Segment Start: Supplied entries

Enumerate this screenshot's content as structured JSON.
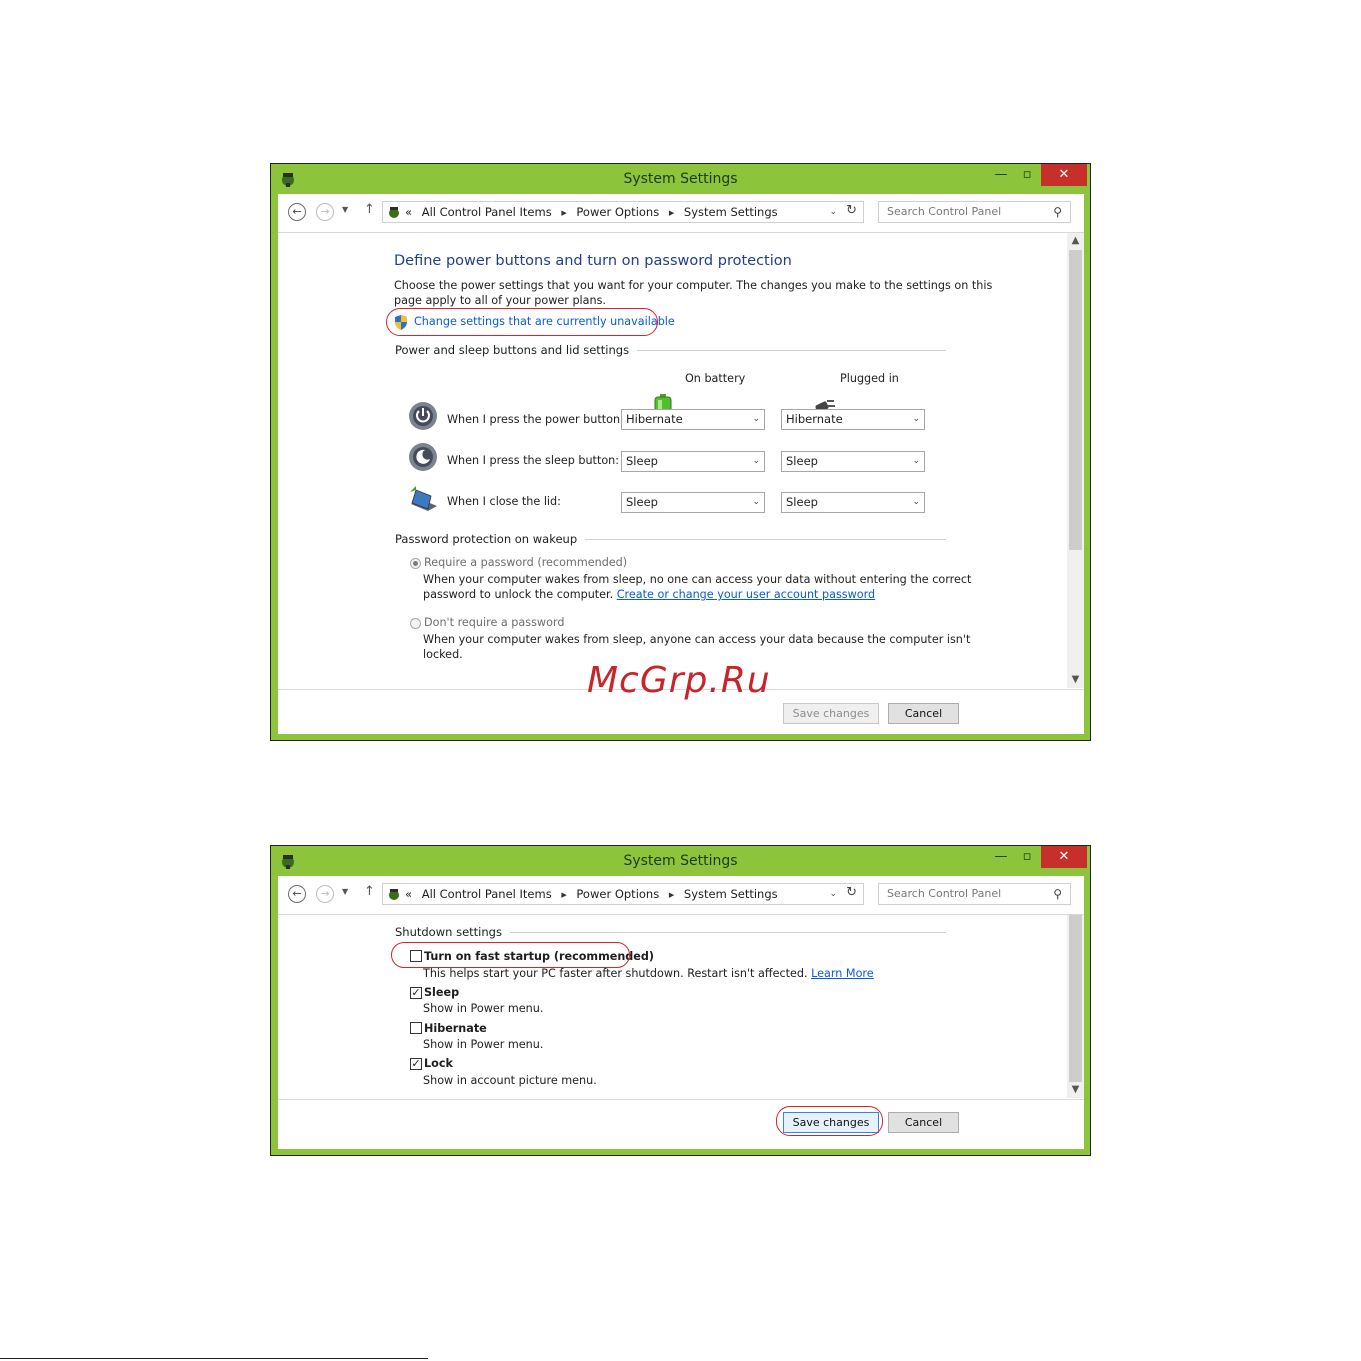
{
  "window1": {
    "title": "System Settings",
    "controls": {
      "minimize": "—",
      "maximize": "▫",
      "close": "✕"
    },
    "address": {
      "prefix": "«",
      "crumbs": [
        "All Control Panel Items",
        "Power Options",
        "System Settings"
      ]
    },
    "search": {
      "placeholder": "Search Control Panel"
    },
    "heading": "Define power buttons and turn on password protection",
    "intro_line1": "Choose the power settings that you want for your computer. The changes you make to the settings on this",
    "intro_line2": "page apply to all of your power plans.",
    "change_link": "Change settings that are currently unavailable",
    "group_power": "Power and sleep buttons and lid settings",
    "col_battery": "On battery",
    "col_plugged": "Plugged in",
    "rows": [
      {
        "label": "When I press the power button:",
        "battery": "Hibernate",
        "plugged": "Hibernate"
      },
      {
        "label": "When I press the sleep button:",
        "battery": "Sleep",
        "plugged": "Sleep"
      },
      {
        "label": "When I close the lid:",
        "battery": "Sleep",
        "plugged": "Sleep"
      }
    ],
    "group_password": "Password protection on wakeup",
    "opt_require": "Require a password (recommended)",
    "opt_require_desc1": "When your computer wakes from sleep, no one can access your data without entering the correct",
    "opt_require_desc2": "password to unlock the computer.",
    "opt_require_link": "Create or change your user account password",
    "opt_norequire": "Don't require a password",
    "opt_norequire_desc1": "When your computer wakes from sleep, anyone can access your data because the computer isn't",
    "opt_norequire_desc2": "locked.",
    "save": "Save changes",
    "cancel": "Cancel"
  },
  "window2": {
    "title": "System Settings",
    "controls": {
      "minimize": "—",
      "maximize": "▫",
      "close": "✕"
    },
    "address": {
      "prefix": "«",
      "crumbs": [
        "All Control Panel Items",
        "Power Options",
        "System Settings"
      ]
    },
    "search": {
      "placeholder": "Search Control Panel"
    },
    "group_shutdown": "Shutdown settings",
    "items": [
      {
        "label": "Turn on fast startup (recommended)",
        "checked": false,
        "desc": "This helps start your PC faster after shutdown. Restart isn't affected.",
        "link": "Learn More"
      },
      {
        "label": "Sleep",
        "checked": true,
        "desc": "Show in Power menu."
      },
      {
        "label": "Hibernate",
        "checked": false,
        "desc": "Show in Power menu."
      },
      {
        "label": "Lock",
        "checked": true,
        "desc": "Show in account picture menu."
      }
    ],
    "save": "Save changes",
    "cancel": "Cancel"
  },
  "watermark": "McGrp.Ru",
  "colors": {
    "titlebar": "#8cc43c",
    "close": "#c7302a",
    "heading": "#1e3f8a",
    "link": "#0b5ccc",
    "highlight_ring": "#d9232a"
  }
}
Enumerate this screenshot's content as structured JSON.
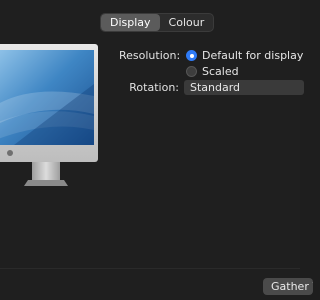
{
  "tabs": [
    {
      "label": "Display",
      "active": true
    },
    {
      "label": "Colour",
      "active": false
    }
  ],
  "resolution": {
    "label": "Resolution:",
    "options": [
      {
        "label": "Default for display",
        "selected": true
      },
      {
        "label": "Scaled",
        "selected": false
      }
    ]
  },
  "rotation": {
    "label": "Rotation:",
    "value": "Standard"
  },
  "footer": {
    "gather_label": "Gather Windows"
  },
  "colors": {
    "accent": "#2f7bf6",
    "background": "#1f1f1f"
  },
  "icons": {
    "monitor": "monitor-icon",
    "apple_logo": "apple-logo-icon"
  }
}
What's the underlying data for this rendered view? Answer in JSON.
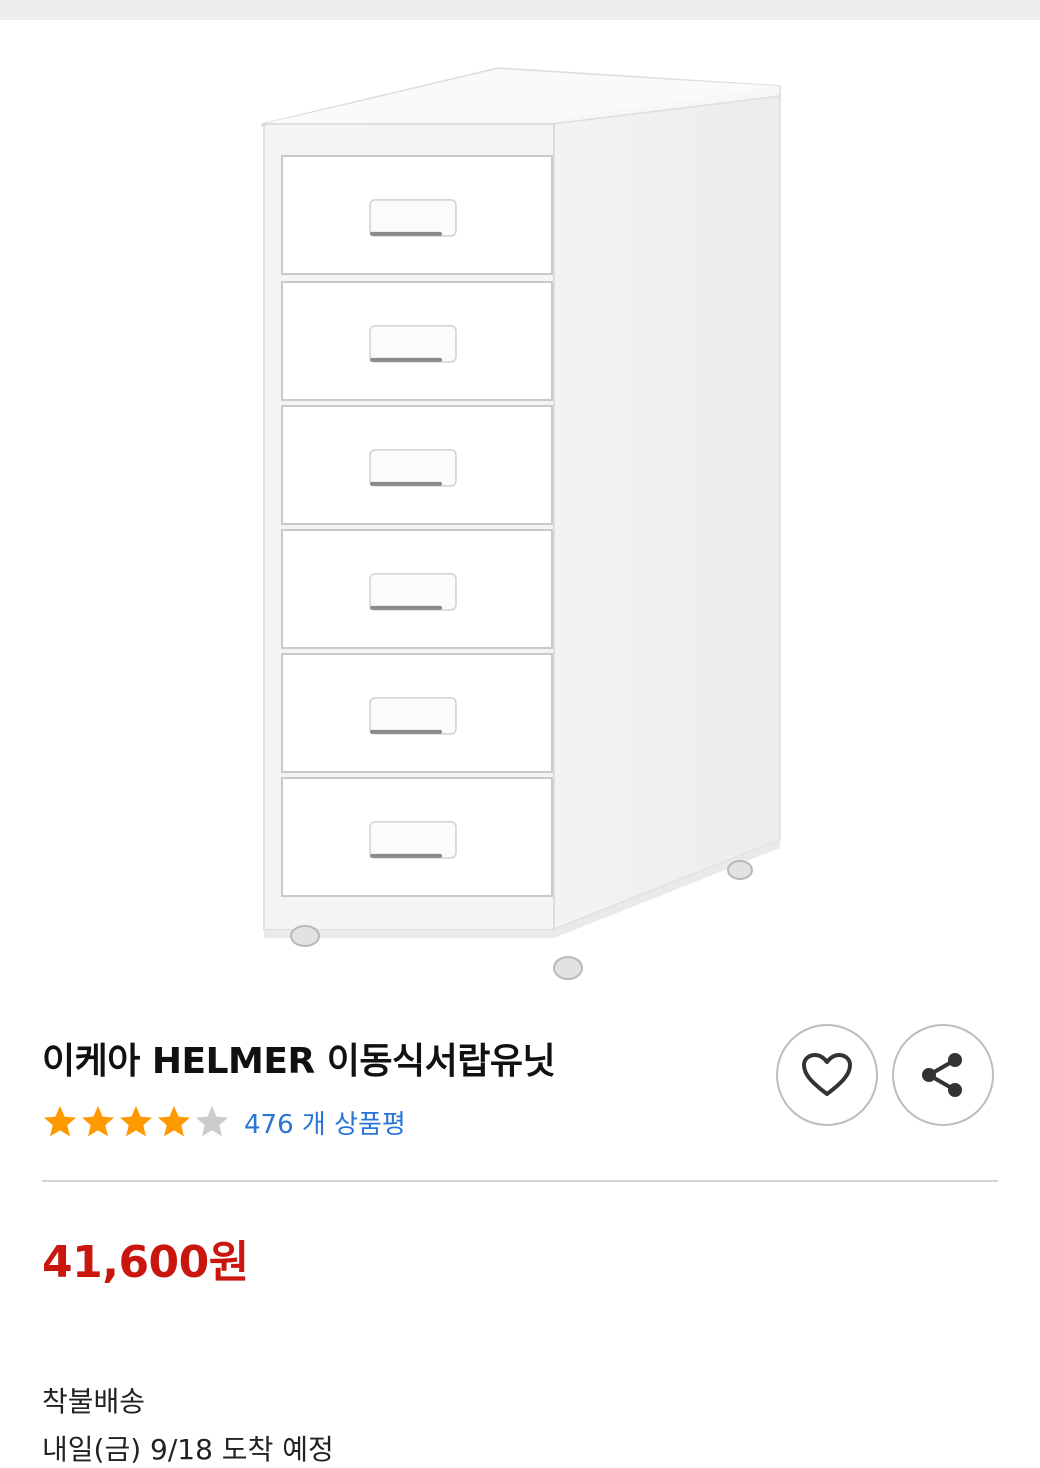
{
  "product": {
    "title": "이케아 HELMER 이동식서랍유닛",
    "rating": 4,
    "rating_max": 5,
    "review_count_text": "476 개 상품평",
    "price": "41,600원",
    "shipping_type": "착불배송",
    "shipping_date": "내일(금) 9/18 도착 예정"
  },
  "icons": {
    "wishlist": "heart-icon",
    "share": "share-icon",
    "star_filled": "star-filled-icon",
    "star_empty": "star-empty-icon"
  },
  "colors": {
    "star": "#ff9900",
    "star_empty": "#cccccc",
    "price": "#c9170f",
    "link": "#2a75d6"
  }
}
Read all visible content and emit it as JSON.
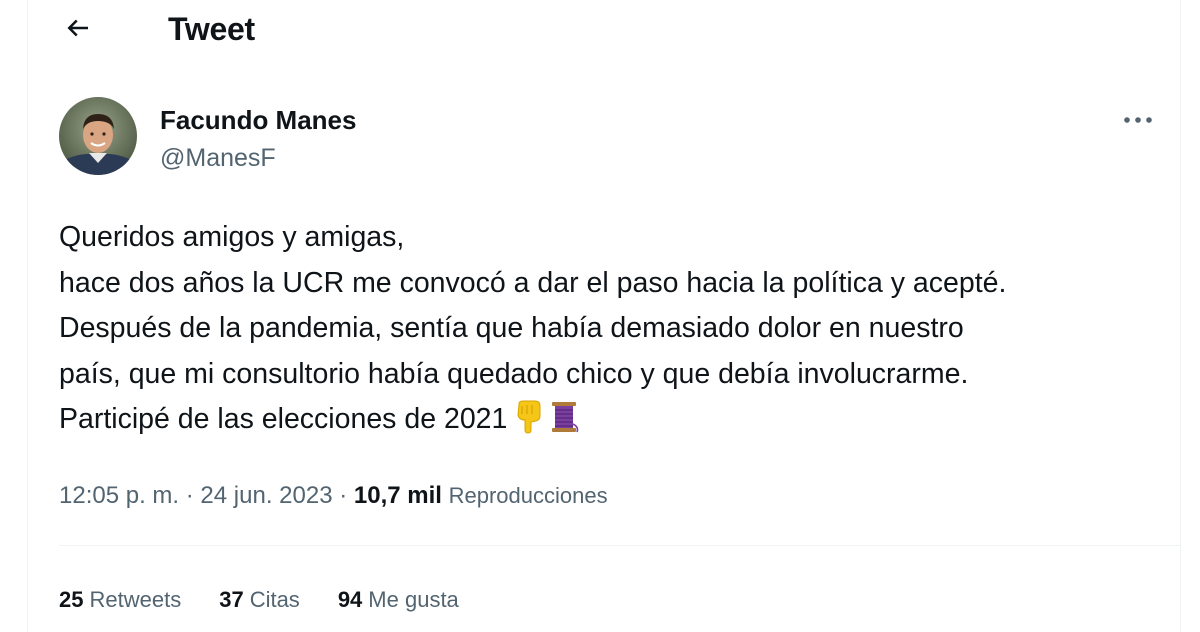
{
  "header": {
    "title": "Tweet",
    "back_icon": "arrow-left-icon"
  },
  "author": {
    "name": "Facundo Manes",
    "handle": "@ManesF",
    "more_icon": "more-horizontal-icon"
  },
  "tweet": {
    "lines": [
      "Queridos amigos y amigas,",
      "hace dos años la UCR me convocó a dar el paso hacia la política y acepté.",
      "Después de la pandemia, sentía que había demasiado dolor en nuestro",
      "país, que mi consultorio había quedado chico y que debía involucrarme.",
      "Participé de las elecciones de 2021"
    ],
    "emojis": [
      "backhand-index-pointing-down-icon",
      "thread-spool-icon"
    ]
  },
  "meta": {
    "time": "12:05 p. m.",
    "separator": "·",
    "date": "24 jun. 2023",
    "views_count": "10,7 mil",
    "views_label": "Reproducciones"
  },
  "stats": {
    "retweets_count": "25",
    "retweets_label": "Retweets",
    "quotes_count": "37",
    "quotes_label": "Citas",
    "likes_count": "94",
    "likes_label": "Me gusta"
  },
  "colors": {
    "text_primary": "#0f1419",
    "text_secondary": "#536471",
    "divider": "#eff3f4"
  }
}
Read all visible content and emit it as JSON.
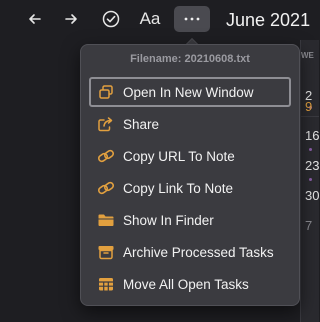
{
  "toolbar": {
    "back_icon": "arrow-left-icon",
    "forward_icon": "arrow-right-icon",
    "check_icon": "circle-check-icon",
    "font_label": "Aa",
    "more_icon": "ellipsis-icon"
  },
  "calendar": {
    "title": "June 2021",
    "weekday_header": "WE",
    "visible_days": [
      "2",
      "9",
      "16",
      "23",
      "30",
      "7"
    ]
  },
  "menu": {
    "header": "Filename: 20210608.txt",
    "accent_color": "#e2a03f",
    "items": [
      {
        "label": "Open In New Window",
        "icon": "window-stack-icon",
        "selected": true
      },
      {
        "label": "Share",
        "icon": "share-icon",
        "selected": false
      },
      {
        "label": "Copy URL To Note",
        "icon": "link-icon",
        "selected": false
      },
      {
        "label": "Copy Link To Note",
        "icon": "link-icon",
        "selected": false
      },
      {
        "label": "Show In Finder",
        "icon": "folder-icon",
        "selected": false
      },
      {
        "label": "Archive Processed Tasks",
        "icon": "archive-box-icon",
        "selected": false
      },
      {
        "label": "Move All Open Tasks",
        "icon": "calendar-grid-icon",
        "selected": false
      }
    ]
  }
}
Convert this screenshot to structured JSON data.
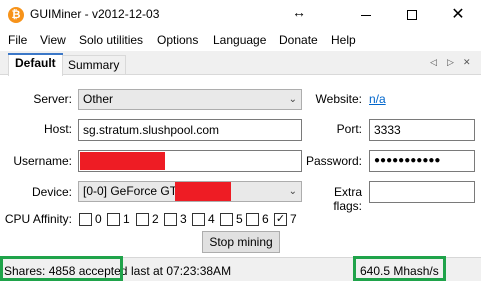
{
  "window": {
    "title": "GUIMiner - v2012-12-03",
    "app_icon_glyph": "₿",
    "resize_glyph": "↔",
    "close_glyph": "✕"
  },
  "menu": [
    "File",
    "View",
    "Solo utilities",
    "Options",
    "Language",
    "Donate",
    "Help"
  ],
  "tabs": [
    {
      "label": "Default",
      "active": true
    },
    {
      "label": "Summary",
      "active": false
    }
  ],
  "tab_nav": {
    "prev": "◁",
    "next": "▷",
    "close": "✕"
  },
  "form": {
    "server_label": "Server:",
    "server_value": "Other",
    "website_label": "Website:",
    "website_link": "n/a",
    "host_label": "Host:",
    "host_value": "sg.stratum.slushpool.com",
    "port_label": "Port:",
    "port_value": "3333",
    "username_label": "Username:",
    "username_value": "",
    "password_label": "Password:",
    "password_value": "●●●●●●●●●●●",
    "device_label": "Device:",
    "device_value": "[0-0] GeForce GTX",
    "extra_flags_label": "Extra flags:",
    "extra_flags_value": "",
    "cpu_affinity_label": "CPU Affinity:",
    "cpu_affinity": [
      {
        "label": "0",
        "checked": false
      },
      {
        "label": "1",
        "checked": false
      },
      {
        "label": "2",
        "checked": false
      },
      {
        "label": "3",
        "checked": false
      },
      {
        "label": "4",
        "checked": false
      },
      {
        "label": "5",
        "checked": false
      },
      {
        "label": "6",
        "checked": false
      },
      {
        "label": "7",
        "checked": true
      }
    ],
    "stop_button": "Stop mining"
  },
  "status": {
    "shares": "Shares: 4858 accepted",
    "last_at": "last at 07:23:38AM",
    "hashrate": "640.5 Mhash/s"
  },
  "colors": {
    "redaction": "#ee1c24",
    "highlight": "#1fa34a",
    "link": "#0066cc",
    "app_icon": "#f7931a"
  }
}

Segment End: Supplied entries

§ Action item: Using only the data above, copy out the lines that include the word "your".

§ Completed exercise:
    "intro_line1": "Choose the power settings that you want for your computer. The changes you make to the settings on this",
    "intro_line2": "page apply to all of your power plans.",
    "opt_require_desc1": "When your computer wakes from sleep, no one can access your data without entering the correct",
    "opt_require_link": "Create or change your user account password",
    "opt_norequire_desc1": "When your computer wakes from sleep, anyone can access your data because the computer isn't",
        "desc": "This helps start your PC faster after shutdown. Restart isn't affected.",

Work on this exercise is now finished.